::: Supplied material

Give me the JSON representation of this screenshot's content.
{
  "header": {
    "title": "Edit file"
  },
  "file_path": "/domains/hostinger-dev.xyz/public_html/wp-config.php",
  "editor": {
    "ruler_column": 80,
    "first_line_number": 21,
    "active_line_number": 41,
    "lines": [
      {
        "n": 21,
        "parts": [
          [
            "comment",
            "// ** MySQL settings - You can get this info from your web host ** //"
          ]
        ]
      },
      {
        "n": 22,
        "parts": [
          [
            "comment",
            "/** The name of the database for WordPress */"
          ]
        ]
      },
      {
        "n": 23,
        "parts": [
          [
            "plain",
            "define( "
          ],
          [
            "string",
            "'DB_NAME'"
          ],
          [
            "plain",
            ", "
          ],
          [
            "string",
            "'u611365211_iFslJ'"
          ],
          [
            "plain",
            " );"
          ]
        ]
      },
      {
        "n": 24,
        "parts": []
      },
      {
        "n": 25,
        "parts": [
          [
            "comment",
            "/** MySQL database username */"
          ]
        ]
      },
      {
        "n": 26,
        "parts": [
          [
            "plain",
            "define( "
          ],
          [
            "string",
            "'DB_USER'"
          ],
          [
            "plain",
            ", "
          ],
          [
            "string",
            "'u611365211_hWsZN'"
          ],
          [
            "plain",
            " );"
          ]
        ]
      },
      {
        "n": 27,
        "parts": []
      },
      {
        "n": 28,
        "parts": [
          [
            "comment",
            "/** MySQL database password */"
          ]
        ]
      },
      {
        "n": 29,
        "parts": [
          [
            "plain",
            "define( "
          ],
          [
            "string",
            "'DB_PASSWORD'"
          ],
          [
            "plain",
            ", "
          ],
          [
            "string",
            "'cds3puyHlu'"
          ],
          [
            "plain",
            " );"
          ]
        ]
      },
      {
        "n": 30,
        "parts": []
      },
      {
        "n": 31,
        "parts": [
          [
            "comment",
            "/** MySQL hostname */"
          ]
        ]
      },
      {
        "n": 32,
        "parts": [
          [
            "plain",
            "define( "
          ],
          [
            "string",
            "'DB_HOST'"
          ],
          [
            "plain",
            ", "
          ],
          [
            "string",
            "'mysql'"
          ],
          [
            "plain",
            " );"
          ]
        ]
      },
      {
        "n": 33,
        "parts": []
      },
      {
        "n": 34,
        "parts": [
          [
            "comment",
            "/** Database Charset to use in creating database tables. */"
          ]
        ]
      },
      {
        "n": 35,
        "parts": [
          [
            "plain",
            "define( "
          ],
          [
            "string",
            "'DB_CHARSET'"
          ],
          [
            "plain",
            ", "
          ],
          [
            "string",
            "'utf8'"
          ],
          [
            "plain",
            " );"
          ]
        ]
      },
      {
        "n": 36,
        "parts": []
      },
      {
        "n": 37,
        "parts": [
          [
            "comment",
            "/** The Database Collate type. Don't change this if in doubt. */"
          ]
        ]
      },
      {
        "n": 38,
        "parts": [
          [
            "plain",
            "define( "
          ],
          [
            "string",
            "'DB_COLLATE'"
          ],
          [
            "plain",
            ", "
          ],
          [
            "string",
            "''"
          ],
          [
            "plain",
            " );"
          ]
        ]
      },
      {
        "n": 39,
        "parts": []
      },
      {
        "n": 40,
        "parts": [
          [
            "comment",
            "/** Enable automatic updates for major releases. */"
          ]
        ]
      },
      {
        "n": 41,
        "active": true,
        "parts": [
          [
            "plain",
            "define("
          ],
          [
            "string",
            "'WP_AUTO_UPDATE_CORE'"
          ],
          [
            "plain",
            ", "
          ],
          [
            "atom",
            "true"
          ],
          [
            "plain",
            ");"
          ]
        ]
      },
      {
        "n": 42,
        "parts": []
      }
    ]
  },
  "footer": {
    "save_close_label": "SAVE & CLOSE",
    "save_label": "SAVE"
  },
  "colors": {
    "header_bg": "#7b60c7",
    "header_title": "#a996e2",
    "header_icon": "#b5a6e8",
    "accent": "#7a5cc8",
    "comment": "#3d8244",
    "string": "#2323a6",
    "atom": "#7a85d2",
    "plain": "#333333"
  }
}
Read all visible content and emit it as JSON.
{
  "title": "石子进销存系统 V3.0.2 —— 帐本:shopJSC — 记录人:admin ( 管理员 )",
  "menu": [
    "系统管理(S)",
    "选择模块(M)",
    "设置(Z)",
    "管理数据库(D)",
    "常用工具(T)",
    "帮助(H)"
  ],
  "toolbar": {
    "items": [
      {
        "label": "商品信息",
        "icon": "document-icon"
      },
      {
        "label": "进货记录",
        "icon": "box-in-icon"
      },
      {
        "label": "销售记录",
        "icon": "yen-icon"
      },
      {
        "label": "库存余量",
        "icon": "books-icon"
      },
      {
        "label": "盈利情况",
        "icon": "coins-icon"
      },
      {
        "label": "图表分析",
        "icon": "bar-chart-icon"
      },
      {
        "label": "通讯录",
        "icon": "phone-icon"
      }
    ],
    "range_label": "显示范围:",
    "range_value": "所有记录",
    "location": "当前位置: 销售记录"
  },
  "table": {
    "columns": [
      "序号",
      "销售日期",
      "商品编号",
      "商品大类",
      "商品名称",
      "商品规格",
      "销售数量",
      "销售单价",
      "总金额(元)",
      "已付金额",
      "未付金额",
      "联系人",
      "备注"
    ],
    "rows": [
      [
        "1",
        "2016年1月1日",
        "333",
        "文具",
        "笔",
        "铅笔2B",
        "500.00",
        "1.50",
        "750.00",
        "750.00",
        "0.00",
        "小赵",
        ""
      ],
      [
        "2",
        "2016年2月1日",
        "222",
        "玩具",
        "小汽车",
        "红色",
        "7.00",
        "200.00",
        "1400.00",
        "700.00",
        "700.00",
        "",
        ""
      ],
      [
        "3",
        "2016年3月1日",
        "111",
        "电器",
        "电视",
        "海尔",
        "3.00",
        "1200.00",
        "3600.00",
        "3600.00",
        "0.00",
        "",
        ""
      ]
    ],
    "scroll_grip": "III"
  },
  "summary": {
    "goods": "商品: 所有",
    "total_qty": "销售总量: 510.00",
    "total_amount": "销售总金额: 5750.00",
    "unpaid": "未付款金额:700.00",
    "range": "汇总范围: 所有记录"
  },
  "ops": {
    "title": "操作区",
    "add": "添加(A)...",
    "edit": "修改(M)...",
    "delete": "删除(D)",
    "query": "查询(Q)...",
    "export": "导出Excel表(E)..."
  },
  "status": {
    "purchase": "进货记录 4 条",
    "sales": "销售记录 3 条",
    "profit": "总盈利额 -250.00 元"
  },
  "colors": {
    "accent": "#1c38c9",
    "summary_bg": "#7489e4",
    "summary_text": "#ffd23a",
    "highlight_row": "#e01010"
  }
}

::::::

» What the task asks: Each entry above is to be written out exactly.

» Answer space:
Give me the JSON representation of this screenshot's content.
{
  "header": {
    "title": "Edit file"
  },
  "file_path": "/domains/hostinger-dev.xyz/public_html/wp-config.php",
  "editor": {
    "ruler_column": 80,
    "first_line_number": 21,
    "active_line_number": 41,
    "lines": [
      {
        "n": 21,
        "parts": [
          [
            "comment",
            "// ** MySQL settings - You can get this info from your web host ** //"
          ]
        ]
      },
      {
        "n": 22,
        "parts": [
          [
            "comment",
            "/** The name of the database for WordPress */"
          ]
        ]
      },
      {
        "n": 23,
        "parts": [
          [
            "plain",
            "define( "
          ],
          [
            "string",
            "'DB_NAME'"
          ],
          [
            "plain",
            ", "
          ],
          [
            "string",
            "'u611365211_iFslJ'"
          ],
          [
            "plain",
            " );"
          ]
        ]
      },
      {
        "n": 24,
        "parts": []
      },
      {
        "n": 25,
        "parts": [
          [
            "comment",
            "/** MySQL database username */"
          ]
        ]
      },
      {
        "n": 26,
        "parts": [
          [
            "plain",
            "define( "
          ],
          [
            "string",
            "'DB_USER'"
          ],
          [
            "plain",
            ", "
          ],
          [
            "string",
            "'u611365211_hWsZN'"
          ],
          [
            "plain",
            " );"
          ]
        ]
      },
      {
        "n": 27,
        "parts": []
      },
      {
        "n": 28,
        "parts": [
          [
            "comment",
            "/** MySQL database password */"
          ]
        ]
      },
      {
        "n": 29,
        "parts": [
          [
            "plain",
            "define( "
          ],
          [
            "string",
            "'DB_PASSWORD'"
          ],
          [
            "plain",
            ", "
          ],
          [
            "string",
            "'cds3puyHlu'"
          ],
          [
            "plain",
            " );"
          ]
        ]
      },
      {
        "n": 30,
        "parts": []
      },
      {
        "n": 31,
        "parts": [
          [
            "comment",
            "/** MySQL hostname */"
          ]
        ]
      },
      {
        "n": 32,
        "parts": [
          [
            "plain",
            "define( "
          ],
          [
            "string",
            "'DB_HOST'"
          ],
          [
            "plain",
            ", "
          ],
          [
            "string",
            "'mysql'"
          ],
          [
            "plain",
            " );"
          ]
        ]
      },
      {
        "n": 33,
        "parts": []
      },
      {
        "n": 34,
        "parts": [
          [
            "comment",
            "/** Database Charset to use in creating database tables. */"
          ]
        ]
      },
      {
        "n": 35,
        "parts": [
          [
            "plain",
            "define( "
          ],
          [
            "string",
            "'DB_CHARSET'"
          ],
          [
            "plain",
            ", "
          ],
          [
            "string",
            "'utf8'"
          ],
          [
            "plain",
            " );"
          ]
        ]
      },
      {
        "n": 36,
        "parts": []
      },
      {
        "n": 37,
        "parts": [
          [
            "comment",
            "/** The Database Collate type. Don't change this if in doubt. */"
          ]
        ]
      },
      {
        "n": 38,
        "parts": [
          [
            "plain",
            "define( "
          ],
          [
            "string",
            "'DB_COLLATE'"
          ],
          [
            "plain",
            ", "
          ],
          [
            "string",
            "''"
          ],
          [
            "plain",
            " );"
          ]
        ]
      },
      {
        "n": 39,
        "parts": []
      },
      {
        "n": 40,
        "parts": [
          [
            "comment",
            "/** Enable automatic updates for major releases. */"
          ]
        ]
      },
      {
        "n": 41,
        "active": true,
        "parts": [
          [
            "plain",
            "define("
          ],
          [
            "string",
            "'WP_AUTO_UPDATE_CORE'"
          ],
          [
            "plain",
            ", "
          ],
          [
            "atom",
            "true"
          ],
          [
            "plain",
            ");"
          ]
        ]
      },
      {
        "n": 42,
        "parts": []
      }
    ]
  },
  "footer": {
    "save_close_label": "SAVE & CLOSE",
    "save_label": "SAVE"
  },
  "colors": {
    "header_bg": "#7b60c7",
    "header_title": "#a996e2",
    "header_icon": "#b5a6e8",
    "accent": "#7a5cc8",
    "comment": "#3d8244",
    "string": "#2323a6",
    "atom": "#7a85d2",
    "plain": "#333333"
  }
}
Read all visible content and emit it as JSON.
{
  "title": "石子进销存系统 V3.0.2 —— 帐本:shopJSC — 记录人:admin ( 管理员 )",
  "menu": [
    "系统管理(S)",
    "选择模块(M)",
    "设置(Z)",
    "管理数据库(D)",
    "常用工具(T)",
    "帮助(H)"
  ],
  "toolbar": {
    "items": [
      {
        "label": "商品信息",
        "icon": "document-icon"
      },
      {
        "label": "进货记录",
        "icon": "box-in-icon"
      },
      {
        "label": "销售记录",
        "icon": "yen-icon"
      },
      {
        "label": "库存余量",
        "icon": "books-icon"
      },
      {
        "label": "盈利情况",
        "icon": "coins-icon"
      },
      {
        "label": "图表分析",
        "icon": "bar-chart-icon"
      },
      {
        "label": "通讯录",
        "icon": "phone-icon"
      }
    ],
    "range_label": "显示范围:",
    "range_value": "所有记录",
    "location": "当前位置: 销售记录"
  },
  "table": {
    "columns": [
      "序号",
      "销售日期",
      "商品编号",
      "商品大类",
      "商品名称",
      "商品规格",
      "销售数量",
      "销售单价",
      "总金额(元)",
      "已付金额",
      "未付金额",
      "联系人",
      "备注"
    ],
    "rows": [
      [
        "1",
        "2016年1月1日",
        "333",
        "文具",
        "笔",
        "铅笔2B",
        "500.00",
        "1.50",
        "750.00",
        "750.00",
        "0.00",
        "小赵",
        ""
      ],
      [
        "2",
        "2016年2月1日",
        "222",
        "玩具",
        "小汽车",
        "红色",
        "7.00",
        "200.00",
        "1400.00",
        "700.00",
        "700.00",
        "",
        ""
      ],
      [
        "3",
        "2016年3月1日",
        "111",
        "电器",
        "电视",
        "海尔",
        "3.00",
        "1200.00",
        "3600.00",
        "3600.00",
        "0.00",
        "",
        ""
      ]
    ],
    "scroll_grip": "III"
  },
  "summary": {
    "goods": "商品: 所有",
    "total_qty": "销售总量: 510.00",
    "total_amount": "销售总金额: 5750.00",
    "unpaid": "未付款金额:700.00",
    "range": "汇总范围: 所有记录"
  },
  "ops": {
    "title": "操作区",
    "add": "添加(A)...",
    "edit": "修改(M)...",
    "delete": "删除(D)",
    "query": "查询(Q)...",
    "export": "导出Excel表(E)..."
  },
  "status": {
    "purchase": "进货记录 4 条",
    "sales": "销售记录 3 条",
    "profit": "总盈利额 -250.00 元"
  },
  "colors": {
    "accent": "#1c38c9",
    "summary_bg": "#7489e4",
    "summary_text": "#ffd23a",
    "highlight_row": "#e01010"
  }
}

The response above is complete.